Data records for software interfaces
--

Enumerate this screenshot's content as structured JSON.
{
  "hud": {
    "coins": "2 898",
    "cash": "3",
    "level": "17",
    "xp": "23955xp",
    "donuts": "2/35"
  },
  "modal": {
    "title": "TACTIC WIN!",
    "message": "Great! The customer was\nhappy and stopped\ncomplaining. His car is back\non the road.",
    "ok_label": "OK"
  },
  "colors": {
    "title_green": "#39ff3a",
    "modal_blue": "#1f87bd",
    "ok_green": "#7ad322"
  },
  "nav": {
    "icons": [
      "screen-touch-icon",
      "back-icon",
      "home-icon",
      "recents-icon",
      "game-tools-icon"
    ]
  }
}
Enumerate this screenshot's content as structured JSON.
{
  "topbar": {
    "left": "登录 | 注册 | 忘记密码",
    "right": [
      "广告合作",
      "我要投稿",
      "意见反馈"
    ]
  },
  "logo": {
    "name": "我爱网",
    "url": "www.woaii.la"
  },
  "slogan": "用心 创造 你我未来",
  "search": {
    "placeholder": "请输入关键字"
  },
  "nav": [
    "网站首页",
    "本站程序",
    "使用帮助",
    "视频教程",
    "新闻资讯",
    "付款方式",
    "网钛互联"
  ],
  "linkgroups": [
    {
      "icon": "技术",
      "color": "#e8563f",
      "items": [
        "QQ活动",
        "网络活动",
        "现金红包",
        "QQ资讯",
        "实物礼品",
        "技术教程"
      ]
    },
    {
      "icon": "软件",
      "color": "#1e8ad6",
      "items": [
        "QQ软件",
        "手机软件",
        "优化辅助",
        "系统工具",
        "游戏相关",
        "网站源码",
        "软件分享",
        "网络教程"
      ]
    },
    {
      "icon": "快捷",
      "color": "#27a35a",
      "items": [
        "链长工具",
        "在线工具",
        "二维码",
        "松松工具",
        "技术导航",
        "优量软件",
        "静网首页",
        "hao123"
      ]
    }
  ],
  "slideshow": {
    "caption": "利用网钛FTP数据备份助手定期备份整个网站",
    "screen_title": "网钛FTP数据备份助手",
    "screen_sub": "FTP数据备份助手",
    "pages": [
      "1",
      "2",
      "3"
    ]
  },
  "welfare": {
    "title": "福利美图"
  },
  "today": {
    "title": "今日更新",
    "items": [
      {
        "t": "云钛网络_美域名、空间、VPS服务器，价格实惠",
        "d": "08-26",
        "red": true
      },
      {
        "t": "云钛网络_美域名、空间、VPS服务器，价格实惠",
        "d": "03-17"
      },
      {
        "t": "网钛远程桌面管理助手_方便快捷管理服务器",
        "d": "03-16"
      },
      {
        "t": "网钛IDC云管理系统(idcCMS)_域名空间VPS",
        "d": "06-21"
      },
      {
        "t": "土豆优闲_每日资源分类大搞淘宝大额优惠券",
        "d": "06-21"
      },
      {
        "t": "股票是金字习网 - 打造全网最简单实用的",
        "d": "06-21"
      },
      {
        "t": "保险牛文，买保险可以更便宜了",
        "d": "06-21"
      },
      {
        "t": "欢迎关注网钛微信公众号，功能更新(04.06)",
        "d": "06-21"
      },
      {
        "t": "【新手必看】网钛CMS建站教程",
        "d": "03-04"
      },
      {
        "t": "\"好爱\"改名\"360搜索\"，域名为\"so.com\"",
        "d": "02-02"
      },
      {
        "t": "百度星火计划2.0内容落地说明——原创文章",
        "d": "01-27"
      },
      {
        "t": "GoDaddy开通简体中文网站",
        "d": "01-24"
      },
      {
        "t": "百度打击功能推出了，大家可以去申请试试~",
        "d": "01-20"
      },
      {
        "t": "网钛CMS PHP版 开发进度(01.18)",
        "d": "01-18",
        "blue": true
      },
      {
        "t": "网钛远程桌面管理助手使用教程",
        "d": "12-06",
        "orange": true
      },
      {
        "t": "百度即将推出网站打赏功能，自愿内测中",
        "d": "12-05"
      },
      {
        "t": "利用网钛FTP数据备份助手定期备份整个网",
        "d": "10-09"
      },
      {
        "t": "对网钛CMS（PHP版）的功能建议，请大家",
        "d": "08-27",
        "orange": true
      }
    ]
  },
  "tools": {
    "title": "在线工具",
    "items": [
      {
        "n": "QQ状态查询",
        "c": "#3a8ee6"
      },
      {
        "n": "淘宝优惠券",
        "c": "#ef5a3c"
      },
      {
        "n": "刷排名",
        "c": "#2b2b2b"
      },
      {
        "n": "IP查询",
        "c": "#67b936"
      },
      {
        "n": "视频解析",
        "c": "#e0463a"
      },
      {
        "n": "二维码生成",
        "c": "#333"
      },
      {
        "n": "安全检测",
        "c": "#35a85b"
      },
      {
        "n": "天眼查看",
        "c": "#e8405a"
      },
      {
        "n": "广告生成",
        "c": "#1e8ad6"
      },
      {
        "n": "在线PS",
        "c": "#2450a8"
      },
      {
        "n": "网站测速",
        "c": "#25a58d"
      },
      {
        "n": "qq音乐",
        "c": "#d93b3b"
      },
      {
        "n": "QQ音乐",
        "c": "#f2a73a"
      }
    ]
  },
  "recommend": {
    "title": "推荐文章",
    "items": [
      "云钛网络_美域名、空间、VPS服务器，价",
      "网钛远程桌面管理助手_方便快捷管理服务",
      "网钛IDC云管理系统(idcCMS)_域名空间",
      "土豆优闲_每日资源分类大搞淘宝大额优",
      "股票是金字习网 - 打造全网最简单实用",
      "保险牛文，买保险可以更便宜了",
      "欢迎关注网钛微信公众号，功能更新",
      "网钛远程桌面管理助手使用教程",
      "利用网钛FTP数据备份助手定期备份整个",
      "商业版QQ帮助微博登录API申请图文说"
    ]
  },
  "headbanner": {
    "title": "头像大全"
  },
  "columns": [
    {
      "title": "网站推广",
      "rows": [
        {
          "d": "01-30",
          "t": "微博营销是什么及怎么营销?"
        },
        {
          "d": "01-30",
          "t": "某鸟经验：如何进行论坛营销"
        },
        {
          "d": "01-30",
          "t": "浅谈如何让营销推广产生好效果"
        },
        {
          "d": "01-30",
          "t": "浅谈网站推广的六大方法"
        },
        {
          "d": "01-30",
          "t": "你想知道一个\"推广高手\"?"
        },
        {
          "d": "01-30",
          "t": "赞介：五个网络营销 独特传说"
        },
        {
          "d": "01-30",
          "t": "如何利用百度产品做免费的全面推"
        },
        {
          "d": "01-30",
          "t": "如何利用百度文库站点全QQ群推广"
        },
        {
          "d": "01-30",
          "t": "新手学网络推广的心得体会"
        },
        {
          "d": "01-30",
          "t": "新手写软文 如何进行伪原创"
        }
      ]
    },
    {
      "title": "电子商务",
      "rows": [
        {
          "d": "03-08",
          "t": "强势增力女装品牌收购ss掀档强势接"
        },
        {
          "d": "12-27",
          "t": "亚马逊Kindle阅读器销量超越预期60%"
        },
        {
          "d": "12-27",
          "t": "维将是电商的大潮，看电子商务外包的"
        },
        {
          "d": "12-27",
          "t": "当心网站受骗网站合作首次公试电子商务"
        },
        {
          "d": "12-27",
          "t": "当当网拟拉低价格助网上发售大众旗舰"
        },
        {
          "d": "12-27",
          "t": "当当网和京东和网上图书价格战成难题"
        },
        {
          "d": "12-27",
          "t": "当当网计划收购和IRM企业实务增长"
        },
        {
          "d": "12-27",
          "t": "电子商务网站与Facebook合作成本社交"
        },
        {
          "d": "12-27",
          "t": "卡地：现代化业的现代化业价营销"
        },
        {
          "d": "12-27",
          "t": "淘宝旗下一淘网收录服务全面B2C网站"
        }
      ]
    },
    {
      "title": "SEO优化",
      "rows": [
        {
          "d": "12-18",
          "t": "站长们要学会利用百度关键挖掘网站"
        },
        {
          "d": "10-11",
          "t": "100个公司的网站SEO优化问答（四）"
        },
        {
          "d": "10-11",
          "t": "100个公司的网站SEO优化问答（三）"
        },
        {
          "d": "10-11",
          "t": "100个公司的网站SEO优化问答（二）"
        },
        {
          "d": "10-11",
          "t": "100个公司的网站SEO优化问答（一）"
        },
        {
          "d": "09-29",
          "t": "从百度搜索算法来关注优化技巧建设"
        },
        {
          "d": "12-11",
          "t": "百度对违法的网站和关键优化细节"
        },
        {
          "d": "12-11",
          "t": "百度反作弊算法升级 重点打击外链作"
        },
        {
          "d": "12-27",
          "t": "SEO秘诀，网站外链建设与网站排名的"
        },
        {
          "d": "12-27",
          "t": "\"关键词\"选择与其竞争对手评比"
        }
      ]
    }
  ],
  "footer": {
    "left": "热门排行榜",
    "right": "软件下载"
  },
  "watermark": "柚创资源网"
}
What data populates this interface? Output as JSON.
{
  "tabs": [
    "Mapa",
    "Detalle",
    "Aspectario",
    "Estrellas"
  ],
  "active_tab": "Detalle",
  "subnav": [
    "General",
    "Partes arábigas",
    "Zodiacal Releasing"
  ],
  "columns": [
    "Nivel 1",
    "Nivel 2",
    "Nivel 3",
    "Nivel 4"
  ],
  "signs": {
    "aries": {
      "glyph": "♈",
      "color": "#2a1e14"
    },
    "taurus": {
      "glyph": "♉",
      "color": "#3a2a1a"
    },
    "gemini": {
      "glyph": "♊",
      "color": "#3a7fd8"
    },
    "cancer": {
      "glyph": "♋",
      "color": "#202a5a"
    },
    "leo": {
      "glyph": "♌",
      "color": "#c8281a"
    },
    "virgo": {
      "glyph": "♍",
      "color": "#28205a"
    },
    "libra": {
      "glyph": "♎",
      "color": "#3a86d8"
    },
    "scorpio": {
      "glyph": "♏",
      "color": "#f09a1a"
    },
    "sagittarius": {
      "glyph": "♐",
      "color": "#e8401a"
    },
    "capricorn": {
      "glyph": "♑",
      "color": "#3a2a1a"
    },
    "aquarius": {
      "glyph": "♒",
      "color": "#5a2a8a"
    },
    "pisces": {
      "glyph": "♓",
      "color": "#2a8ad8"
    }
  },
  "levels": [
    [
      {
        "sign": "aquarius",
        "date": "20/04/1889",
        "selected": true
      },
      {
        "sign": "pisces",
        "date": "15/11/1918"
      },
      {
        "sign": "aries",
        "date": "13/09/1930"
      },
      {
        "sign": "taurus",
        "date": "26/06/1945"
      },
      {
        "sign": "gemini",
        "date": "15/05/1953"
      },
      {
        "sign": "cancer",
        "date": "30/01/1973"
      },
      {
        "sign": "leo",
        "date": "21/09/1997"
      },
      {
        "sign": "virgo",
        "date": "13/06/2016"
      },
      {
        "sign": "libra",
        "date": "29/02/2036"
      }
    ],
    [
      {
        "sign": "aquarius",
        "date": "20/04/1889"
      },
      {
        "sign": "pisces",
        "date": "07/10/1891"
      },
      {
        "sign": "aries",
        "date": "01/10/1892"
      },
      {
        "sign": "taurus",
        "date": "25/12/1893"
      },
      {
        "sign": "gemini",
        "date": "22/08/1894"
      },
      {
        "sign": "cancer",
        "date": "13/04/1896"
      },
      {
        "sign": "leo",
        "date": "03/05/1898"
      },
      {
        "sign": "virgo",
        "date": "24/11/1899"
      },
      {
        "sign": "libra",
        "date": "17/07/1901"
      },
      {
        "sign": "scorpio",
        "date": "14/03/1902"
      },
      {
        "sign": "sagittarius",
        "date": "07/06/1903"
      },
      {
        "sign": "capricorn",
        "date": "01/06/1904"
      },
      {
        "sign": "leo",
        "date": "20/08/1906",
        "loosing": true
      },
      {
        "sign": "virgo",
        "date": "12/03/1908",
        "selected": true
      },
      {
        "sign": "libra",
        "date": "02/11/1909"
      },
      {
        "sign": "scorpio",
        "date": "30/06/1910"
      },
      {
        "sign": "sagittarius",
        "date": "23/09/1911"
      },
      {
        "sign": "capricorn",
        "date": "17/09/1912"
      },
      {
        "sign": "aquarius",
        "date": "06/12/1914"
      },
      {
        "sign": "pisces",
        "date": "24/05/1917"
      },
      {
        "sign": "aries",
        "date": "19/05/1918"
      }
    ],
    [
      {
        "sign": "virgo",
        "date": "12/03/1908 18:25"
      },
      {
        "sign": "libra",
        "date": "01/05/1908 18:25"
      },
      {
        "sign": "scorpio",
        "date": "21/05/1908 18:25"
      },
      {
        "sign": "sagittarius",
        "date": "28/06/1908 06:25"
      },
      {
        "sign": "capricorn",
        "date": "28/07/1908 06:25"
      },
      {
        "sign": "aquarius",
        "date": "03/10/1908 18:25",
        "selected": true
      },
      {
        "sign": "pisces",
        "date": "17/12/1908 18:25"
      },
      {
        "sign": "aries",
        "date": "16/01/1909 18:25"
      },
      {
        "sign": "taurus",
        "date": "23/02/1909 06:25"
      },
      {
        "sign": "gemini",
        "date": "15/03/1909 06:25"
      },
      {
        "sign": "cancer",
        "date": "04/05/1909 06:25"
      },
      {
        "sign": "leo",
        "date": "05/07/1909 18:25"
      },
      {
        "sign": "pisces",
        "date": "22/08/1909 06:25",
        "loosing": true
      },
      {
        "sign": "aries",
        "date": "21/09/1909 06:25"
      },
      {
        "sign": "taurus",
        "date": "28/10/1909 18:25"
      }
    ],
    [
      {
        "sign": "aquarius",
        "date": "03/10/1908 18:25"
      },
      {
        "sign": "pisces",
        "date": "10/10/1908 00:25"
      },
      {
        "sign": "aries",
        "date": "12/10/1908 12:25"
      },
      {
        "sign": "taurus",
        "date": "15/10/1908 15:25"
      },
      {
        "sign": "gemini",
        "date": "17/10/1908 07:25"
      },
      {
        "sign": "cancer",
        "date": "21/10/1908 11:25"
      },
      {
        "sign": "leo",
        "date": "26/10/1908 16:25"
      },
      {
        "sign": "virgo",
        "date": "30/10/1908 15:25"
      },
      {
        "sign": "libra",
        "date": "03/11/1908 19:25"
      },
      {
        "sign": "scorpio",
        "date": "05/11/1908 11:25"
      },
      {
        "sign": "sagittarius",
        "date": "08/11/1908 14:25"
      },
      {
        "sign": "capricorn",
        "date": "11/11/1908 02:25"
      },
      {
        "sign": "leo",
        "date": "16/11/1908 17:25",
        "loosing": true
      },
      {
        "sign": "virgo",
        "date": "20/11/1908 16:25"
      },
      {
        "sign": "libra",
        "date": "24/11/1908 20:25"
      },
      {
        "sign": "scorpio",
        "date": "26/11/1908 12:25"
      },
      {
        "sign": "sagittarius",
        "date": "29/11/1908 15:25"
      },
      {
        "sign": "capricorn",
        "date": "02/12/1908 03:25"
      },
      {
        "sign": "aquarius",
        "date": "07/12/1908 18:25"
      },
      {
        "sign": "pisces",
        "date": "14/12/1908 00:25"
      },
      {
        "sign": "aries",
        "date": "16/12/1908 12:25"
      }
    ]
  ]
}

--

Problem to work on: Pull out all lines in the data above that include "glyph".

Answer box:
      "glyph": "♈",
      "glyph": "♉",
      "glyph": "♊",
      "glyph": "♋",
      "glyph": "♌",
      "glyph": "♍",
      "glyph": "♎",
      "glyph": "♏",
      "glyph": "♐",
      "glyph": "♑",
      "glyph": "♒",
      "glyph": "♓",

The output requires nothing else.